For those following along, welcome back! For those of you just joining us, we’ve been talking about how to restore an old Stanley #4 hand plane. If you’d like to catch up, feel free to check out part 1 and part 2 beforehand.
We’ve got our sole flattened and our frog is true, and now it’s a good time to address tweaking a few of the components that deal with chip removal: the plane throat, and the chip breaker.
First, for some, I may have to justify what I am about to do. A lot of people skip this step because they are more concerned with the blade being sharp and removing thin layers of material that look like a piece of lace in my grandmothers china hutch. The simple fact of the matter is, planes don’t JUST remove really thin layers of material, but thicker ones as well (in woodworking, we refer to this as a more aggressively tuned plane). These, above others, have a tendency to bind in the throat of the plane because they are more rigid and stronger than their thin counterparts. Any good plane should be set up to plane thick shavings as well as thin ones.
Let’s imagine, through the magic of bitmap graphics, a side cutaway view of what our planer looks like with an unmodified chip breaker and shavings being removed from a piece of wood stock (Ok so my animation skills are terrible and this isn’t EXACTLY like it might look, but you get the idea):
If your shavings don’t perfectly roll up inside of the plane (and let’s face it, they rarely do), then they need somewhere to go. Notice on the circled areas of the cutaway view where our major binding points are: the throat opening, and where the chip breaker mates with the plane iron.
Again, using a little imagination, here’s a modified cutaway of what we’re going for:
I see my faithful readers getting irritated with my long-winded explanations, so on with the modification!
First, I chuck the Planer sole into a vise, using some scraps (in this case, some offcuts from a new cedar fence I just finished) to protect the metal:

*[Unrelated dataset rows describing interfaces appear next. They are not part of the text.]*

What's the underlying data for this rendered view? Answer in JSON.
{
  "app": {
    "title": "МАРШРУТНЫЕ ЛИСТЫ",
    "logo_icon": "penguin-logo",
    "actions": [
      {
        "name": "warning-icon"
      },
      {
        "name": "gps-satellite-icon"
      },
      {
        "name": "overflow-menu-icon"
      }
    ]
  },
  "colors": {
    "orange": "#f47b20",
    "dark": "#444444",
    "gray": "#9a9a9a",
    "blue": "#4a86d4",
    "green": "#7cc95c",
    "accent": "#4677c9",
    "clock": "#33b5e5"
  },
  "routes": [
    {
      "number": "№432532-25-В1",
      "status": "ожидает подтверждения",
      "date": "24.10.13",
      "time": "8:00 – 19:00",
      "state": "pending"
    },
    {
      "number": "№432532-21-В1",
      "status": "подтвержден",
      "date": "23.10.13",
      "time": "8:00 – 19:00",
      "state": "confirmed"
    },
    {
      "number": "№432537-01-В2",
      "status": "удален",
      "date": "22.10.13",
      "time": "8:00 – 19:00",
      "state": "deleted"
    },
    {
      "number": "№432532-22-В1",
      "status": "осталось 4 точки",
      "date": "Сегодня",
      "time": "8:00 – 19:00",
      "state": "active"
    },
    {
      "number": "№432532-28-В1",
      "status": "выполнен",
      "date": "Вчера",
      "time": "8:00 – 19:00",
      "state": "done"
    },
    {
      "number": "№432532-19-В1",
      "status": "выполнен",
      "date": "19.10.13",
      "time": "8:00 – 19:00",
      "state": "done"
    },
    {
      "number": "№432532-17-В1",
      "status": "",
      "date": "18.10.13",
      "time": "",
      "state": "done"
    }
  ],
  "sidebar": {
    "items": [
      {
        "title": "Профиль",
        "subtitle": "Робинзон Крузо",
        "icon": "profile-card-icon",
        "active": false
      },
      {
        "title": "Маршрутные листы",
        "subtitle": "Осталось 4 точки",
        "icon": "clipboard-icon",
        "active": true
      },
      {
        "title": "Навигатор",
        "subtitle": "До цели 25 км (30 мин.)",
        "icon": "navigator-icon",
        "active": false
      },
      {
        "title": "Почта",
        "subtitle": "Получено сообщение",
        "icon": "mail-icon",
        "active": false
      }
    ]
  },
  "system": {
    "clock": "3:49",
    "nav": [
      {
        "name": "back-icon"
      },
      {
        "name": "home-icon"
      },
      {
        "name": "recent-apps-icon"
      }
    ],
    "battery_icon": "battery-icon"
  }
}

Using a flat file, I made a relief cut into the lip of the throat, taking care to not touch the bottom edge. We don’t want to widen the width of the bottom of the throat, as that will affect the way our planer cuts, just the top where the shavings are in danger of binding. This is approximately a 15 degree cut (perhaps slightly more) from our previous vertical in the throat. Most of the reference that I read prior to doing this mentioned to make the sole vertical, but I disagree. In my opinion, it’s easier to get a feel for your progress when the sole is horizontal (applying steep downward force from the sole top) than trying to file with the sole vertical (shallow upward thrust from the sole bottom). This also helps prevent accidentally filing away the bottom and enlarging the throat because more attention is given to where the file is, and we’re not cutting in the great unknown. Use whichever method works better for you, though.
Here’s a before and after picture so you can get a feel for how much material was removed:
The next thing we’re going to want to do is modify our chipbreaker so the tip of it is not elevated from the top of the plane iron. Apparently, my father in law, or whoever owned the plane beforehand, did this step for me, so I really don’t have a lot to demonstrate except for what it’s supposed to look like and a quick pictorial of how it is done. In order to achieve a result similar to the above, you must re-establish the bevel of the chip breaker so that the tip contacts the plane iron rather than the heel (In other words, we’re gonna make the angle steeper). This can be accomplished by going back over to our piece of float glass where we’ve pretty much done all of the milling work to our plane:
Notice how the chipbreaker is hanging off of the edge of the float glass (I’ve got the float glass elevated on a piece of 3/4″ MDF), and only the tip portion is contacting our sandpaper. Using a side to side motion, rub the chip breaker against the sandpaper until your new, steeper angle forms. The tip should cleanly contact the back of the plane iron upon reassembly, and don’t worry about it if there happens to be a little space in between the heel of your new bevel and your iron:
The last thing we want to do to the chipbreaker is smooth the surface where the curvature on top meets the blade. We need to do this so the shavings glide over instead of hang and get caught on the chipbreaker. Again, we will turn to our finer grits of sandpaper attached to our float glass to accomplish this. A lot of people use a honing guide to smooth the surface, but I don’t like that approach. It creates a flat spot if you go too far. The method I used was just to run the surface across the sandpaper, rocking the chipbreaker back and forth over it’s ridge to distribute where the material was being removed. This worked pretty well, and as you can see, leaves the top shiney smooth:
Now that we’ve done all of this modification to this old plane, I couldn’t help but to see if I was achieving little more than sawdust and toothpick shavings. Since the edge of the plane iron needs to be re-established, I briefly sharpened it with the same flat file I previously used, and reassembled the plane. Here’s a short video of the plane that we’re bringing out of retirement up to this point:
Not quite perfect, but certainly better than sawdust! Next time, we’ll put the finishing touches on our plane restoration by completely re-establishing the bevel on our worn plane iron and demonstrating proper sharping technique. See you then!